Lesson 11 In this lesson, we will cover more on canonical forms. First recall that for m↑ + (*n) with m > 0, this game is positive except when (m, n) = (1, 1). Let’s consider the canonical forms of … Continue reading

## Combinatorial Game Theory X

Lesson 10 In lesson 7, we learnt that if A, B are Left’s options in a game with A ≥ B, then we can drop B from the list of options and the game remains equal. In this lesson, we will … Continue reading

## Combinatorial Game Theory Quiz 2

This quiz lasts 70 minutes and covers materials from lessons 1-9. Use the simplicity rule to compute the values of the following games. (10 points) {1/2 | } {-1/4 | } {1/8 | 3/8} {0 | 7/8} {1/8 | 9/16} … Continue reading

## Combinatorial Game Theory IX

Lesson 9 Typically, at the end of a Domineering game, the board is divided into disjoint components, so the overall game is the (game) sum of the individual components. Suppose we have the following 6 components: How should the next … Continue reading

## Combinatorial Game Theory VIII

Lesson 8 In this lesson, we will further familiarise ourselves with games involving numbers. At the end of the lesson, we will encounter our first positive infinitesimal: the “up” ↑. Here, an infinitesimal is a value which is strictly between –r and r … Continue reading

## Combinatorial Game Theory VII

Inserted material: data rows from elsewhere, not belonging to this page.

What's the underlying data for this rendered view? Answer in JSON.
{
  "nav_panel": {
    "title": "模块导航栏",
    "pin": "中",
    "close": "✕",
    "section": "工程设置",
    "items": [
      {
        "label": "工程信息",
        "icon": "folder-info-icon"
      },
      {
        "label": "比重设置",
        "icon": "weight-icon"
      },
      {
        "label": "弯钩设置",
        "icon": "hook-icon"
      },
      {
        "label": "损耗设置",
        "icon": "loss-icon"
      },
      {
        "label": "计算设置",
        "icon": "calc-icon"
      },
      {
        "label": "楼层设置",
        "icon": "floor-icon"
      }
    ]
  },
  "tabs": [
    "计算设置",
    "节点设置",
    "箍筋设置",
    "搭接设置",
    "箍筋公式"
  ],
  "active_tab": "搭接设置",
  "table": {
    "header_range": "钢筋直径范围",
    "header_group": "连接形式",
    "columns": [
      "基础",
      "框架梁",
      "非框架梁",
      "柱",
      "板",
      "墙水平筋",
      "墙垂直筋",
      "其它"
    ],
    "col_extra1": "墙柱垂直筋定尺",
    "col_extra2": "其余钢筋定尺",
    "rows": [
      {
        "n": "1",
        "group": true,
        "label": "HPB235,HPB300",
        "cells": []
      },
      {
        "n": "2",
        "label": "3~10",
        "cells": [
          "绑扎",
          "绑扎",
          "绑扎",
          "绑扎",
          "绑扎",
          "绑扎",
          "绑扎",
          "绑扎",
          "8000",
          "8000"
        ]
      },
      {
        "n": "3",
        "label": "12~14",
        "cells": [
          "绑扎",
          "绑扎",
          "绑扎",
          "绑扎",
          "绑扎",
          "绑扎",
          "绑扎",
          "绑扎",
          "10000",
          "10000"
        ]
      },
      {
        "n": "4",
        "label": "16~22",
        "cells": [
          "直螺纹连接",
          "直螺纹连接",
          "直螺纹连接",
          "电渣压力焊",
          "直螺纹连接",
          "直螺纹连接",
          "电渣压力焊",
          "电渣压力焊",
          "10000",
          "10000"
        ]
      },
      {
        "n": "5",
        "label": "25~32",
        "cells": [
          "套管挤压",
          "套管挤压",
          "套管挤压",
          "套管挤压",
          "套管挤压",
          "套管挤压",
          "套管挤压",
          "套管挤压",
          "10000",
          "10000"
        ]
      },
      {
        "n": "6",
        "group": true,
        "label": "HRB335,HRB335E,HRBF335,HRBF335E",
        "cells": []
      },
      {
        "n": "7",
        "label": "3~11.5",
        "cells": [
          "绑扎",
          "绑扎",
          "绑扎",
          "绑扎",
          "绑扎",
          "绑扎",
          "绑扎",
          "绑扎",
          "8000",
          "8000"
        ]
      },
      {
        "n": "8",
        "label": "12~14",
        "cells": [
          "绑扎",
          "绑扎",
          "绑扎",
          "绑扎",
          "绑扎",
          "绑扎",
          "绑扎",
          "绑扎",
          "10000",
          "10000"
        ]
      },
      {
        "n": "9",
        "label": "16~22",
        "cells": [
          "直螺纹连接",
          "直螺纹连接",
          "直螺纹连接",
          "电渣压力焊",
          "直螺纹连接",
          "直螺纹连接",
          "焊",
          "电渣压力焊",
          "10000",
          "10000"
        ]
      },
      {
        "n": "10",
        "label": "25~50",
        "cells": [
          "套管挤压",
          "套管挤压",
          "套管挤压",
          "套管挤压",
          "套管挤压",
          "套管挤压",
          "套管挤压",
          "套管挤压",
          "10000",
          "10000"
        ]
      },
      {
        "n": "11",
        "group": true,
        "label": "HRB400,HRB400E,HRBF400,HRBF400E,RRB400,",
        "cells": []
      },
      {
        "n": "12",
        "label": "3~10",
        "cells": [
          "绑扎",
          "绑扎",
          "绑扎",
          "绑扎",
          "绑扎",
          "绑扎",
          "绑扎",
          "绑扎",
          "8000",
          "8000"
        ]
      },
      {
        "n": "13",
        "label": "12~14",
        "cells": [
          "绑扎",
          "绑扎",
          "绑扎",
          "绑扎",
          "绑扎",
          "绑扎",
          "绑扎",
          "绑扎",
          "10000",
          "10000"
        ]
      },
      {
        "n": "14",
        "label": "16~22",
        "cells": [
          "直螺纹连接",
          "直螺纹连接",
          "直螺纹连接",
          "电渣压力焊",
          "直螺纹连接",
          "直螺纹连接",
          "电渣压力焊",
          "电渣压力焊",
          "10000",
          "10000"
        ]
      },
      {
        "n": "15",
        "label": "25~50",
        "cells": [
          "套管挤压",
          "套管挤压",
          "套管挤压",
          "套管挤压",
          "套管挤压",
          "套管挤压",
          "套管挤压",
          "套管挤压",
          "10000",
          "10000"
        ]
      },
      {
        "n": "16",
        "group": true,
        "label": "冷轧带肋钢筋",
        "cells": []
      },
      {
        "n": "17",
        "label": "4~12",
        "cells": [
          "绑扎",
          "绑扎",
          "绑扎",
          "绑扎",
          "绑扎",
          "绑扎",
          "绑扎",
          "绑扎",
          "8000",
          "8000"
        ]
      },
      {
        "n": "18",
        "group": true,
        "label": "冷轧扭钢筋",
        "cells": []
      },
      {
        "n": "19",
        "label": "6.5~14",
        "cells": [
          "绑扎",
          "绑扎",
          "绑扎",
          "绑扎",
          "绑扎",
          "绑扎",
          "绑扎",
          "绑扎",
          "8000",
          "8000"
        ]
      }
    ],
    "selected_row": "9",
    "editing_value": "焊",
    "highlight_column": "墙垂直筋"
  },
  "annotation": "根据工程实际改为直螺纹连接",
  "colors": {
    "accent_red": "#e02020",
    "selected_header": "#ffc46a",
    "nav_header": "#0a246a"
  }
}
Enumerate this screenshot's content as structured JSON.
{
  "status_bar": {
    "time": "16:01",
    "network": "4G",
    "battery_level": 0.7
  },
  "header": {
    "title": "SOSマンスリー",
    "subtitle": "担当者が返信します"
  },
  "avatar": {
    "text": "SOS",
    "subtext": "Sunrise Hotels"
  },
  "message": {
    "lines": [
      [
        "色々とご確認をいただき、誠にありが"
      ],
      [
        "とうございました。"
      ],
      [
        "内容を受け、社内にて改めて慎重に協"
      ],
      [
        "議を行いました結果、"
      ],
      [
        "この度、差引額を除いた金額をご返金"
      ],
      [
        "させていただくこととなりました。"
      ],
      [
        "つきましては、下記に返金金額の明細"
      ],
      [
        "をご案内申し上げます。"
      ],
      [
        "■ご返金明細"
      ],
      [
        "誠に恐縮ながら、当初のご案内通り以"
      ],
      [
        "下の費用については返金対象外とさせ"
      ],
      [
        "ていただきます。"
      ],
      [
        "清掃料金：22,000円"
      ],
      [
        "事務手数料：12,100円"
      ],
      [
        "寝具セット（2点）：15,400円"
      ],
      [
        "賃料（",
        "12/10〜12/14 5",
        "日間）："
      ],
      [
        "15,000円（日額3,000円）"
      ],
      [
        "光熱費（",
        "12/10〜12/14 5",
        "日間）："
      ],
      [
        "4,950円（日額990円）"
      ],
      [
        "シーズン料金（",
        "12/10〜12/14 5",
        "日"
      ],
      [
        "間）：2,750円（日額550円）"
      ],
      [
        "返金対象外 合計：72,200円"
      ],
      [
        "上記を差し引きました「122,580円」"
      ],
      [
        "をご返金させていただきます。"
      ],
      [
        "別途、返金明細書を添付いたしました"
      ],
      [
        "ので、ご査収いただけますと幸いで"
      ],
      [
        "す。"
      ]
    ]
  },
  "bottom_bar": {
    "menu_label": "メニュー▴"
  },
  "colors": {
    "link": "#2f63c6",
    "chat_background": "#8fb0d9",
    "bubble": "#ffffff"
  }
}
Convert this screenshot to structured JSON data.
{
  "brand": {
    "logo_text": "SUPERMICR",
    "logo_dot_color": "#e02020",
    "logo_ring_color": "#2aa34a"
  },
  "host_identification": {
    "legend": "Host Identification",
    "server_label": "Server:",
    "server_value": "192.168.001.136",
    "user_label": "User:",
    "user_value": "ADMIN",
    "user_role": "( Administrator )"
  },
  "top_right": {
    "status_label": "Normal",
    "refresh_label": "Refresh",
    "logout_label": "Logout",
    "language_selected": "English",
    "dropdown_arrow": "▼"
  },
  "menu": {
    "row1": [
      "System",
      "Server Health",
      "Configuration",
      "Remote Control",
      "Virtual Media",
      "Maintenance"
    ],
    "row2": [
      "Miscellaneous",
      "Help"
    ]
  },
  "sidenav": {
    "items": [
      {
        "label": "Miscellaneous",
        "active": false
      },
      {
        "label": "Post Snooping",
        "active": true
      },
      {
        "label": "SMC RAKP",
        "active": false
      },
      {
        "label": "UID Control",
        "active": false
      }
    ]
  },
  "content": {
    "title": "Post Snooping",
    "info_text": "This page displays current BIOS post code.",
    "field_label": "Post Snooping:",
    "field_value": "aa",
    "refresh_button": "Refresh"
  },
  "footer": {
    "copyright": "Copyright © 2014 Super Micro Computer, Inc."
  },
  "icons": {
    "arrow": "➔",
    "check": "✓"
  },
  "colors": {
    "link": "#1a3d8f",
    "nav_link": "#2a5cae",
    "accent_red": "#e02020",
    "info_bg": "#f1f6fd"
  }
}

Lesson 7 [ Warning: another long post ahead. One of the proofs will also require mathematical induction. ] In this lesson, we will see how some games can be represented by numbers (which can be integers or fractions). We will also … Continue reading